■ **EXERCISE REQUIREMENTS**: Check every line of the entries below for the word "Type". Then give the number of lines that have it, with nothing added.

■ **RECORDED INFORMATION**:
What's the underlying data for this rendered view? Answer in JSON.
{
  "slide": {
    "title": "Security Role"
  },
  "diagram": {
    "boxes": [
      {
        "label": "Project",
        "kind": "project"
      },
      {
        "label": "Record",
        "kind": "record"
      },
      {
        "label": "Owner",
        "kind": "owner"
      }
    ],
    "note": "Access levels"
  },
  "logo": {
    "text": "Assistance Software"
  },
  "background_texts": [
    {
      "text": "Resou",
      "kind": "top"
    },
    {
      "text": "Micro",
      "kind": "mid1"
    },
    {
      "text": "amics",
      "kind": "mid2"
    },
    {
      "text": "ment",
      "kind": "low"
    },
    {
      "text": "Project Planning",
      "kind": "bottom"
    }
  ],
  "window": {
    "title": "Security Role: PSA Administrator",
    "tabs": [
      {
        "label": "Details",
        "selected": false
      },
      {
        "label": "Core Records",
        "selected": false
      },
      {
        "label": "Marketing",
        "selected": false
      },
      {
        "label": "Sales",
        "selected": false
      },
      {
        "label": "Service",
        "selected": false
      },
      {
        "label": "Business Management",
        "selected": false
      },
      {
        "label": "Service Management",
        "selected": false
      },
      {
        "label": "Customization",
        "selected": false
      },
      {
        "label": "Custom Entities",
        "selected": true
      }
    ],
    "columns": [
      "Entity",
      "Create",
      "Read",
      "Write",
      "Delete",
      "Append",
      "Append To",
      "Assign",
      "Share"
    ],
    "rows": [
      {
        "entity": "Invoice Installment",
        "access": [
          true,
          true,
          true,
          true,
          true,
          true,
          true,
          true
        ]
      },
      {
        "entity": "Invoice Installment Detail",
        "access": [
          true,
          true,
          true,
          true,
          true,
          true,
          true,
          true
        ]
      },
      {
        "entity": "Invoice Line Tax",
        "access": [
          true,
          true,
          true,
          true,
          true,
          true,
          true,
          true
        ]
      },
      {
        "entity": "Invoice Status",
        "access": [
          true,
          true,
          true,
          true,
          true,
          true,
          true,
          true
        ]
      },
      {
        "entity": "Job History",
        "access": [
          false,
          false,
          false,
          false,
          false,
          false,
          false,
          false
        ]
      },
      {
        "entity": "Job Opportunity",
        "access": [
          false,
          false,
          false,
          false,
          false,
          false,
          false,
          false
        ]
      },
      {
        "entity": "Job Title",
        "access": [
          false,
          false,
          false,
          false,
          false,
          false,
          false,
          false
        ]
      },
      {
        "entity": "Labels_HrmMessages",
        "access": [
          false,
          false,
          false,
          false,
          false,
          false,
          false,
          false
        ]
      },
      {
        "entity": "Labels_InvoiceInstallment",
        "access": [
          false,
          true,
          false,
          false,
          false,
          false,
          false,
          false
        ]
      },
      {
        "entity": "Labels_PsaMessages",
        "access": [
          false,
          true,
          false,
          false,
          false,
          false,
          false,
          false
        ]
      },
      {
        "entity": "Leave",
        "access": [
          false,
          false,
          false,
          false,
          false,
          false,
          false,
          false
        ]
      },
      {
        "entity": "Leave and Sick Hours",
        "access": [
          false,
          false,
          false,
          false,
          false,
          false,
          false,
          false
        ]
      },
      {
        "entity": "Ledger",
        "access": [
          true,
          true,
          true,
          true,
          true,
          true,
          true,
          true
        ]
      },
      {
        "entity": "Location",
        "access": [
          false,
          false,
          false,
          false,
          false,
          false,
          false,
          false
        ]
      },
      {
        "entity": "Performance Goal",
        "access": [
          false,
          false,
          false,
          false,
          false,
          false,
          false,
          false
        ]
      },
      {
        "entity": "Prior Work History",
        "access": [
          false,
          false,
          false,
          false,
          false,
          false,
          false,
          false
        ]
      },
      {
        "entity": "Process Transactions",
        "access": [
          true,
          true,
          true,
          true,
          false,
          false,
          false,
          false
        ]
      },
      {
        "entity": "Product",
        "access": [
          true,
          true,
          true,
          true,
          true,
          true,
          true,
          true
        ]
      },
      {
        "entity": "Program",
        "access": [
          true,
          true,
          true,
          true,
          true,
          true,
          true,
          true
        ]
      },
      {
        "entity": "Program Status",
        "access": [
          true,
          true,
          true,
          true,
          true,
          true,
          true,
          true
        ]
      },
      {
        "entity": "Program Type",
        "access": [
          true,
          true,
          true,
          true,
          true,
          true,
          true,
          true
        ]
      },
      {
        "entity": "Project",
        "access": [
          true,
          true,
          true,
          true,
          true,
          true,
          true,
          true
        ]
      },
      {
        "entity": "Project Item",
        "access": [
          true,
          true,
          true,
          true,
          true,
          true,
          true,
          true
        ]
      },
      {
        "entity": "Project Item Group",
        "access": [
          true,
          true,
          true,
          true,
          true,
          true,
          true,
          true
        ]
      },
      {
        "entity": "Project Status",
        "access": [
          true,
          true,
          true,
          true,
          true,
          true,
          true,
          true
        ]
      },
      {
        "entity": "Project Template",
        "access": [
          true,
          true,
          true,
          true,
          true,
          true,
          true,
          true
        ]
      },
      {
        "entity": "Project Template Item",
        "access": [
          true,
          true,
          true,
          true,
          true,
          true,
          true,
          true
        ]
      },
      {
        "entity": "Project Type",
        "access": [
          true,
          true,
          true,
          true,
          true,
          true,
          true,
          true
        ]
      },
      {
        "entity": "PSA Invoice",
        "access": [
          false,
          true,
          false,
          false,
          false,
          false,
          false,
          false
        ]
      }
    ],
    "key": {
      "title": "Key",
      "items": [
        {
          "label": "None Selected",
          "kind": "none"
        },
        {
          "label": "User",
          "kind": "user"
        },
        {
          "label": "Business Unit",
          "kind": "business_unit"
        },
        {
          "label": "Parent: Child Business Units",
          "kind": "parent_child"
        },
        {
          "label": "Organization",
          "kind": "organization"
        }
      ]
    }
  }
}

■ **ANSWER SPACE**: 2